CFL won’t change approach as NFL moves to curb anthem protests

The CFL will not be following suit after the NFL approved a new policy Thursday aimed at addressing the firestorm over national anthem protests permitting players to stay in the locker room during “The Star-Spangled Banner” but requiring them to stand if they come to the field.

It also may look to eliminate lesser forms of protest including the raising of fists and the linking of arms along the sideline – which the Saskatchewan Roughriders did as a show of solidarity with NFL players last season.

Commissioner Roger Goodell said the change was approved unanimously by the owners at their spring meeting in Atlanta, but it was met with immediate skepticism by the players’ union.

“We want people to be respectful of the national anthem. We want people to stand,” Goodell said. “That’s all personnel, and to make sure they treat this moment in a respectful fashion. That’s something that we think we owe. We’ve been very sensitive on making sure that we give players choices, but we do believe that moment is an important moment and one that we are going to focus on.”

In a sign that players were not part of the discussions, any violations of the policy would result in fines against the team – not the players. The NFL Players Association said it will challenge any part of the new policy that violates the collective bargaining agreement.

The CFL and the Saskatchewan Roughriders issued statements of support after Rider players first linked arms during a game last September.

“We cherish our anthem because of the values it has come to represent. One of those values is freedom of expression. Regardless of whether we liked it or agreed with it, we would absolutely respect our players’ right to express their views in this way, which is peaceful and does not disrupt our game in any way,” the CFL statement read. “If the words ‘true north strong and free’ are to be truly celebrated, we must honour their meaning, not just their singing.
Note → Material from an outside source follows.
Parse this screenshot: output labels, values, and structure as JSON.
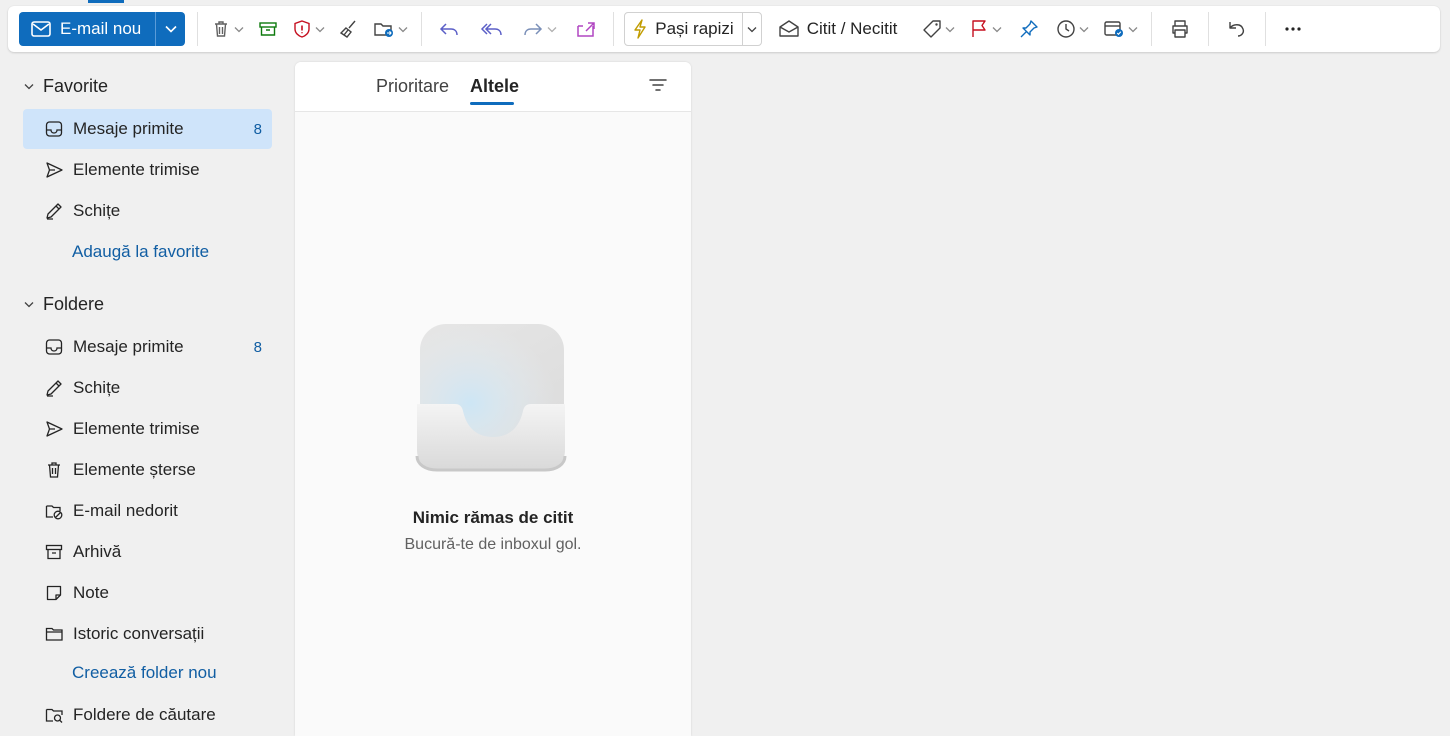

We say this in a sincere and heartfelt attempt to be faithful to those who over the years have fought and sacrificed for our freedom by supporting, in the present day, the exercise of that freedom.”




The CFL does not plan on changing that approach this season a league spokesman confirmed.

Meanwhile, NFL owners spent several hours addressing the contentious issue – which has reached all the way to the White House.

Former San Francisco 49ers quarterback Colin Kaepernick – who is on the Montreal Alouettes neg list – began kneeling during the national anthem in 2016, a quiet but powerful protest against police brutality and racial inequities in the justice system.

Other players took up the cause, and the gesture carried on during the 2017 season even after Kaepernick left the 49ers and failed to land a job with another team.

President Trump turned the anthem protests into a campaign issue, saying the NFL should fire any player who takes a knee during “The Star-Spangled Banner.” The NFL hasn’t gone that far, but Kaepernick has yet to land another job and one of his former teammates and fellow protesters, safety Eric Reid, is also out of work.

Both have filed collusion grievances against the NFL.

While the owners touted the change as a compromise and noted it was approved unanimously, the players’ union made it clear it was not part of the discussions.

“The NFL chose to not consult the union in the development of this new ‘policy,”’ the NFLPA said in a statement. “NFL players have shown their patriotism through their social activism, their community service, in support of our military and law enforcement and yes, through their protests to raise awareness about the issues they care about.”

The statement added, “The vote by NFL club CEOs today contradicts the statements made to our player leadership by Commissioner Roger Goodell and the Chairman of the NFL’s Management Council John Mara (co-owner of the New York Giants) about the principles, values and patriotism of our League.’

– with files from the AP.

Must Read